When Donald Trump tweeted a ban on transgender people serving openly in the military this week, he cited “the tremendous medical costs” of treating transgender troops as a reason for excluding them from the ranks. A writer for the Washington Post quickly surfaced an old report that the military spends $84 million a year on Viagra, Cialis, and other erectile dysfunction medication to service members and retirees. The Post opened a floodgate: Writers and social-media gadflies critical of Trump’s half-baked transgender tweets pounced on the Department of Defense’s “male enhancement” expenditures to highlight a double standard.

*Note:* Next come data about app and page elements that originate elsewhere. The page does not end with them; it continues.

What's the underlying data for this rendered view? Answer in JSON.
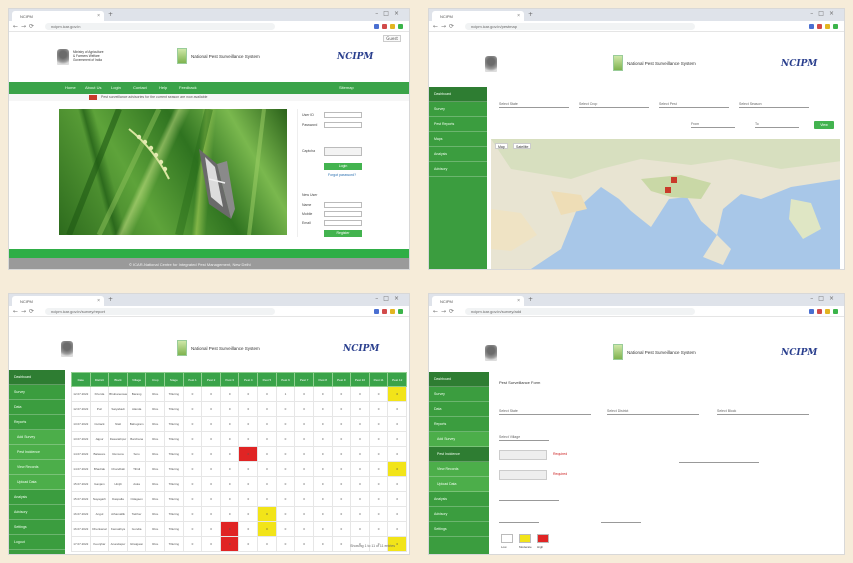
{
  "panel1": {
    "tab_title": "NCIPM",
    "url": "ncipm.icar.gov.in",
    "session": "Guest",
    "site_name": "National Pest Surveillance System",
    "ministry": [
      "Ministry of Agriculture",
      "& Farmers Welfare",
      "Government of India"
    ],
    "brand": "NCIPM",
    "nav": [
      "Home",
      "About Us",
      "Login",
      "Contact",
      "Help",
      "Feedback",
      "Sitemap"
    ],
    "ticker": "Pest surveillance advisories for the current season are now available",
    "login": {
      "user_label": "User ID",
      "pass_label": "Password",
      "captcha_label": "Captcha",
      "submit": "Login",
      "forgot": "Forgot password?"
    },
    "register": {
      "title": "New User",
      "name": "Name",
      "mobile": "Mobile",
      "email": "Email",
      "submit": "Register"
    },
    "footer": "© ICAR-National Centre for Integrated Pest Management, New Delhi"
  },
  "panel2": {
    "tab_title": "NCIPM",
    "url": "ncipm.icar.gov.in/pestmap",
    "brand": "NCIPM",
    "site_name": "National Pest Surveillance System",
    "sidebar": [
      "Dashboard",
      "Survey",
      "Pest Reports",
      "Maps",
      "Analysis",
      "Advisory"
    ],
    "filters": [
      "Select State",
      "Select Crop",
      "Select Pest",
      "Select Season"
    ],
    "date_from": "From",
    "date_to": "To",
    "view": "View",
    "map_buttons": [
      "Map",
      "Satellite"
    ]
  },
  "panel3": {
    "tab_title": "NCIPM",
    "url": "ncipm.icar.gov.in/survey/report",
    "brand": "NCIPM",
    "site_name": "National Pest Surveillance System",
    "sidebar": [
      "Dashboard",
      "Survey",
      "Data",
      "Reports",
      "Add Survey",
      "Pest Incidence",
      "View Records",
      "Upload Data",
      "Analysis",
      "Advisory",
      "Settings",
      "Logout"
    ],
    "headers": [
      "Date",
      "District",
      "Block",
      "Village",
      "Crop",
      "Stage",
      "Pest 1",
      "Pest 2",
      "Pest 3",
      "Pest 4",
      "Pest 5",
      "Pest 6",
      "Pest 7",
      "Pest 8",
      "Pest 9",
      "Pest 10",
      "Pest 11",
      "Pest 12"
    ],
    "rows": [
      [
        "12.07.2022",
        "Khurda",
        "Bhubaneswar",
        "Barang",
        "Rice",
        "Tillering",
        "0",
        "0",
        "0",
        "0",
        "0",
        "1",
        "0",
        "0",
        "0",
        "0",
        "0",
        "0"
      ],
      [
        "12.07.2022",
        "Puri",
        "Satyabadi",
        "Alanda",
        "Rice",
        "Tillering",
        "0",
        "0",
        "0",
        "0",
        "0",
        "0",
        "0",
        "0",
        "0",
        "0",
        "0",
        "0"
      ],
      [
        "13.07.2022",
        "Cuttack",
        "Niali",
        "Bahugram",
        "Rice",
        "Tillering",
        "0",
        "0",
        "0",
        "0",
        "0",
        "0",
        "0",
        "0",
        "0",
        "0",
        "0",
        "0"
      ],
      [
        "13.07.2022",
        "Jajpur",
        "Dasarathpur",
        "Barchana",
        "Rice",
        "Tillering",
        "0",
        "0",
        "0",
        "0",
        "0",
        "0",
        "0",
        "0",
        "0",
        "0",
        "0",
        "0"
      ],
      [
        "14.07.2022",
        "Balasore",
        "Remuna",
        "Soro",
        "Rice",
        "Tillering",
        "0",
        "0",
        "0",
        "0",
        "0",
        "0",
        "0",
        "0",
        "0",
        "0",
        "0",
        "0"
      ],
      [
        "14.07.2022",
        "Bhadrak",
        "Chandbali",
        "Tihidi",
        "Rice",
        "Tillering",
        "0",
        "0",
        "0",
        "0",
        "0",
        "0",
        "0",
        "0",
        "0",
        "0",
        "0",
        "0"
      ],
      [
        "15.07.2022",
        "Ganjam",
        "Hinjili",
        "Aska",
        "Rice",
        "Tillering",
        "0",
        "0",
        "0",
        "0",
        "0",
        "0",
        "0",
        "0",
        "0",
        "0",
        "0",
        "0"
      ],
      [
        "15.07.2022",
        "Nayagarh",
        "Daspalla",
        "Odagaon",
        "Rice",
        "Tillering",
        "0",
        "0",
        "0",
        "0",
        "0",
        "0",
        "0",
        "0",
        "0",
        "0",
        "0",
        "0"
      ],
      [
        "16.07.2022",
        "Angul",
        "Athamallik",
        "Talcher",
        "Rice",
        "Tillering",
        "0",
        "0",
        "0",
        "0",
        "0",
        "0",
        "0",
        "0",
        "0",
        "0",
        "0",
        "0"
      ],
      [
        "16.07.2022",
        "Dhenkanal",
        "Kamakhya",
        "Gondia",
        "Rice",
        "Tillering",
        "0",
        "0",
        "0",
        "0",
        "0",
        "0",
        "0",
        "0",
        "0",
        "0",
        "0",
        "0"
      ],
      [
        "17.07.2022",
        "Keonjhar",
        "Anandapur",
        "Ghatgaon",
        "Rice",
        "Tillering",
        "0",
        "0",
        "0",
        "0",
        "0",
        "0",
        "0",
        "0",
        "0",
        "0",
        "0",
        "0"
      ]
    ],
    "pager": "Showing 1 to 11 of 11 entries"
  },
  "panel4": {
    "tab_title": "NCIPM",
    "url": "ncipm.icar.gov.in/survey/add",
    "brand": "NCIPM",
    "site_name": "National Pest Surveillance System",
    "sidebar": [
      "Dashboard",
      "Survey",
      "Data",
      "Reports",
      "Add Survey",
      "Pest Incidence",
      "View Records",
      "Upload Data",
      "Analysis",
      "Advisory",
      "Settings"
    ],
    "title": "Pest Surveillance Form",
    "selects": [
      "Select State",
      "Select District",
      "Select Block",
      "Select Village"
    ],
    "warn1": "Required",
    "warn2": "Required",
    "legend": [
      "Low",
      "Moderate",
      "High"
    ]
  },
  "colors": {
    "accent": "#3aa349",
    "brand": "#2a3f8e",
    "alert_red": "#e02424",
    "alert_yellow": "#f2e419"
  }
}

This involved a lot of well-intentioned commenters making a lot of easy E.D. jokes.
Benjamin Franklin nailed it when he said, "Fatigue is the best pillow." True story, Benny. There's nothing like pushing your body so far past exhaustion that you'd willingly, even longingly, take a nap on a concrete slab.

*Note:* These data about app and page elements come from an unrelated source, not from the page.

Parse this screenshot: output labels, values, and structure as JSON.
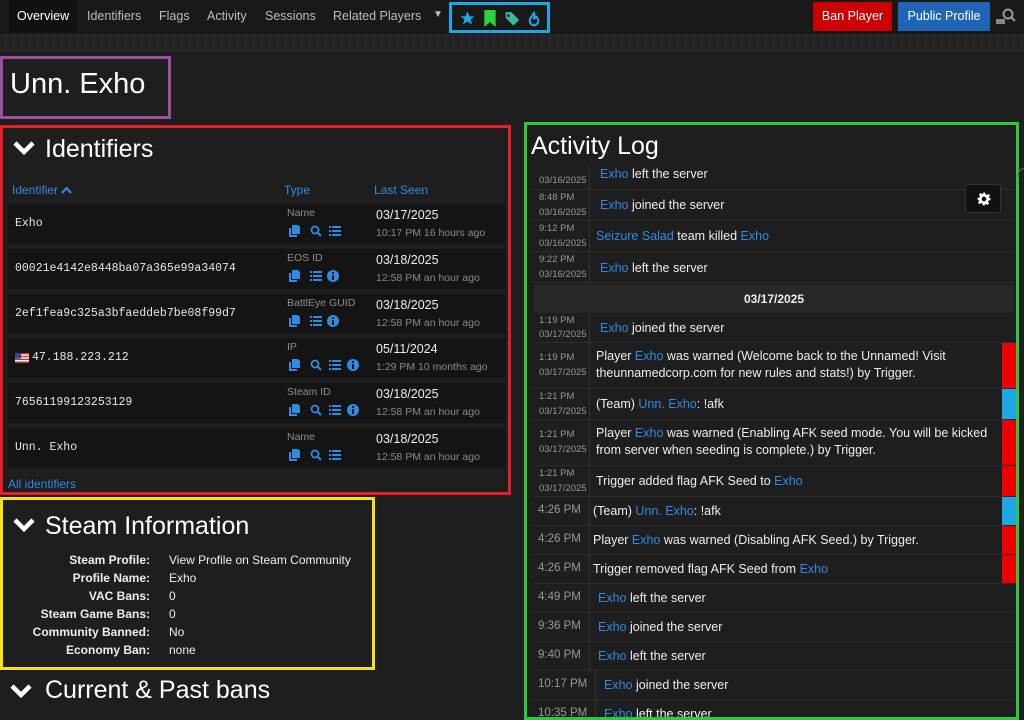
{
  "nav": {
    "tabs": [
      "Overview",
      "Identifiers",
      "Flags",
      "Activity",
      "Sessions",
      "Related Players"
    ],
    "active_tab": "Overview",
    "ban_label": "Ban Player",
    "profile_label": "Public Profile",
    "flag_icons": [
      "star-icon",
      "bookmark-icon",
      "tag-icon",
      "flame-icon"
    ],
    "colors": {
      "ban": "#cc0000",
      "profile": "#1f64b5",
      "accent": "#2f8be6"
    }
  },
  "player": {
    "name": "Unn. Exho"
  },
  "identifiers": {
    "title": "Identifiers",
    "col_identifier": "Identifier",
    "col_type": "Type",
    "col_last_seen": "Last Seen",
    "rows": [
      {
        "value": "Exho",
        "type": "Name",
        "date": "03/17/2025",
        "time": "10:17 PM 16 hours ago"
      },
      {
        "value": "00021e4142e8448ba07a365e99a34074",
        "type": "EOS ID",
        "date": "03/18/2025",
        "time": "12:58 PM an hour ago"
      },
      {
        "value": "2ef1fea9c325a3bfaeddeb7be08f99d7",
        "type": "BattlEye GUID",
        "date": "03/18/2025",
        "time": "12:58 PM an hour ago"
      },
      {
        "value": "47.188.223.212",
        "type": "IP",
        "date": "05/11/2024",
        "time": "1:29 PM 10 months ago"
      },
      {
        "value": "76561199123253129",
        "type": "Steam ID",
        "date": "03/18/2025",
        "time": "12:58 PM an hour ago"
      },
      {
        "value": "Unn. Exho",
        "type": "Name",
        "date": "03/18/2025",
        "time": "12:58 PM an hour ago"
      }
    ],
    "all_link": "All identifiers"
  },
  "steam": {
    "title": "Steam Information",
    "rows": [
      {
        "label": "Steam Profile:",
        "value": "View Profile on Steam Community"
      },
      {
        "label": "Profile Name:",
        "value": "Exho"
      },
      {
        "label": "VAC Bans:",
        "value": "0"
      },
      {
        "label": "Steam Game Bans:",
        "value": "0"
      },
      {
        "label": "Community Banned:",
        "value": "No"
      },
      {
        "label": "Economy Ban:",
        "value": "none"
      }
    ]
  },
  "bans": {
    "title": "Current & Past bans"
  },
  "activity": {
    "title": "Activity Log",
    "date_separator": "03/17/2025",
    "entries": [
      {
        "time": "",
        "date": "03/16/2025",
        "parts": [
          "Exho",
          " left the server"
        ]
      },
      {
        "time": "8:48 PM",
        "date": "03/16/2025",
        "parts": [
          "Exho",
          " joined the server"
        ]
      },
      {
        "time": "9:12 PM",
        "date": "03/16/2025",
        "parts": [
          "Seizure Salad",
          " team killed ",
          "Exho"
        ]
      },
      {
        "time": "9:22 PM",
        "date": "03/16/2025",
        "parts": [
          "Exho",
          " left the server"
        ]
      },
      {
        "time": "1:19 PM",
        "date": "03/17/2025",
        "parts": [
          "Exho",
          " joined the server"
        ]
      },
      {
        "time": "1:19 PM",
        "date": "03/17/2025",
        "parts": [
          "Player ",
          "Exho",
          " was warned (Welcome back to the Unnamed! Visit",
          "theunnamedcorp.com for new rules and stats!) by Trigger."
        ]
      },
      {
        "time": "1:21 PM",
        "date": "03/17/2025",
        "parts": [
          "(Team) ",
          "Unn.  Exho",
          ": !afk"
        ]
      },
      {
        "time": "1:21 PM",
        "date": "03/17/2025",
        "parts": [
          "Player ",
          "Exho",
          " was warned (Enabling AFK seed mode. You will be kicked",
          "from server when seeding is complete.) by Trigger."
        ]
      },
      {
        "time": "1:21 PM",
        "date": "03/17/2025",
        "parts": [
          "Trigger added flag AFK Seed to ",
          "Exho"
        ]
      },
      {
        "time": "4:26 PM",
        "parts": [
          "(Team) ",
          "Unn. Exho",
          ": !afk"
        ]
      },
      {
        "time": "4:26 PM",
        "parts": [
          "Player ",
          "Exho",
          " was warned (Disabling AFK Seed.) by Trigger."
        ]
      },
      {
        "time": "4:26 PM",
        "parts": [
          "Trigger removed flag AFK Seed from ",
          "Exho"
        ]
      },
      {
        "time": "4:49 PM",
        "parts": [
          "Exho",
          " left the server"
        ]
      },
      {
        "time": "9:36 PM",
        "parts": [
          "Exho",
          " joined the server"
        ]
      },
      {
        "time": "9:40 PM",
        "parts": [
          "Exho",
          " left the server"
        ]
      },
      {
        "time": "10:17 PM",
        "parts": [
          "Exho",
          " joined the server"
        ]
      },
      {
        "time": "10:35 PM",
        "parts": [
          "Exho",
          " left the server"
        ]
      }
    ],
    "bar_colors": {
      "warn": "#ee0000",
      "team": "#1ea7e6"
    }
  }
}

Deadspin, which I read with more and greater devotion than I ever consumed The New York Times, just came out with an interesting take on Jan. 31 titled “Don’t Join the Military.” It goes something like this: All the benefits of joining the military no longer outweigh the fact that Donald Trump is now in charge, so no one should join the military. With all due respect to the author, Hamilton Nolan, he got this one wrong.

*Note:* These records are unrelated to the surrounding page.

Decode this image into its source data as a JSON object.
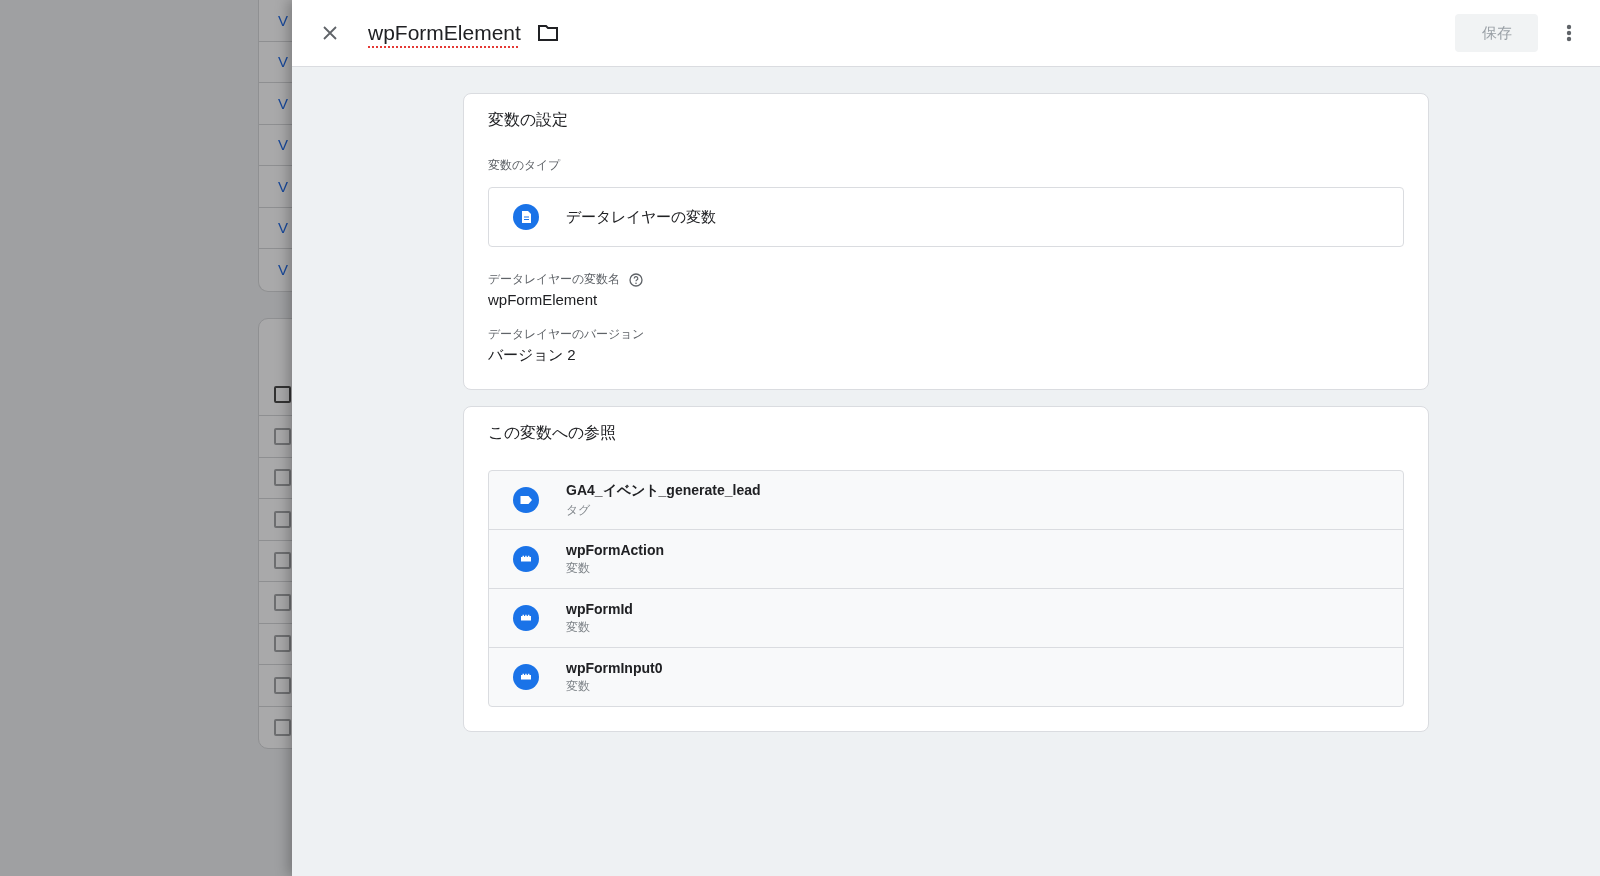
{
  "background_page": {
    "links": [
      "V",
      "V",
      "V",
      "V",
      "V",
      "V",
      "V"
    ],
    "checkboxes": [
      {
        "checked": false
      },
      {
        "checked": false
      },
      {
        "checked": false
      },
      {
        "checked": false
      },
      {
        "checked": false
      },
      {
        "checked": false
      },
      {
        "checked": false
      },
      {
        "checked": false
      },
      {
        "checked": false
      }
    ]
  },
  "header": {
    "title": "wpFormElement",
    "save_button": {
      "label": "保存",
      "disabled": true
    }
  },
  "config_card": {
    "title": "変数の設定",
    "type_label": "変数のタイプ",
    "type_value": "データレイヤーの変数",
    "fields": [
      {
        "label": "データレイヤーの変数名",
        "help": true,
        "value": "wpFormElement"
      },
      {
        "label": "データレイヤーのバージョン",
        "help": false,
        "value": "バージョン 2"
      }
    ]
  },
  "references_card": {
    "title": "この変数への参照",
    "items": [
      {
        "kind": "tag",
        "name": "GA4_イベント_generate_lead",
        "type": "タグ"
      },
      {
        "kind": "variable",
        "name": "wpFormAction",
        "type": "変数"
      },
      {
        "kind": "variable",
        "name": "wpFormId",
        "type": "変数"
      },
      {
        "kind": "variable",
        "name": "wpFormInput0",
        "type": "変数"
      }
    ]
  }
}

For what it’s worth, Mountain Phase was my least favorite in Ranger School, and the phase where I saw the most good Ranger candidates get hurt or recycled. Sleep deprivation and hunger have begun taking a toll, physically and emotionally. Injuries happen where they wouldn’t have otherwise as you keep pushing yourself beyond the limits with which you’re comfortable. Unstable students who would seem fine under normal circumstances begin behaving erratically.
When you hear graduates reminiscing about Ranger School, most people talk about how tough Mountain Phase was, or how they almost failed in Florida. However, Benning Phase, the first of the three phases, is no walk in the park, either. In fact, over 60% of Ranger candidates fail this phase. But if you can adjust to the reality of not eating, not sleeping, and getting the piss smoked out of you while waiting to perform some difficult and often humiliating tasks, you have a pretty good chance of making it through.
In the regular Army, there’s one school that stands out from all the others. One school that guarantees you an audience with your boss on favorable terms, that immediately establishes you as a person worthy of respect. A school with no ranks, no preferential treatment, no “double standards,” where everyone is subject to the same terrifying ordeal: Ranger School. Fifty percent wash-out rate. Two months of pain, torture, humiliation, sleep deprivation and hunger for the 20-25% of the candidates who make it through without recycling. More months for everyone else.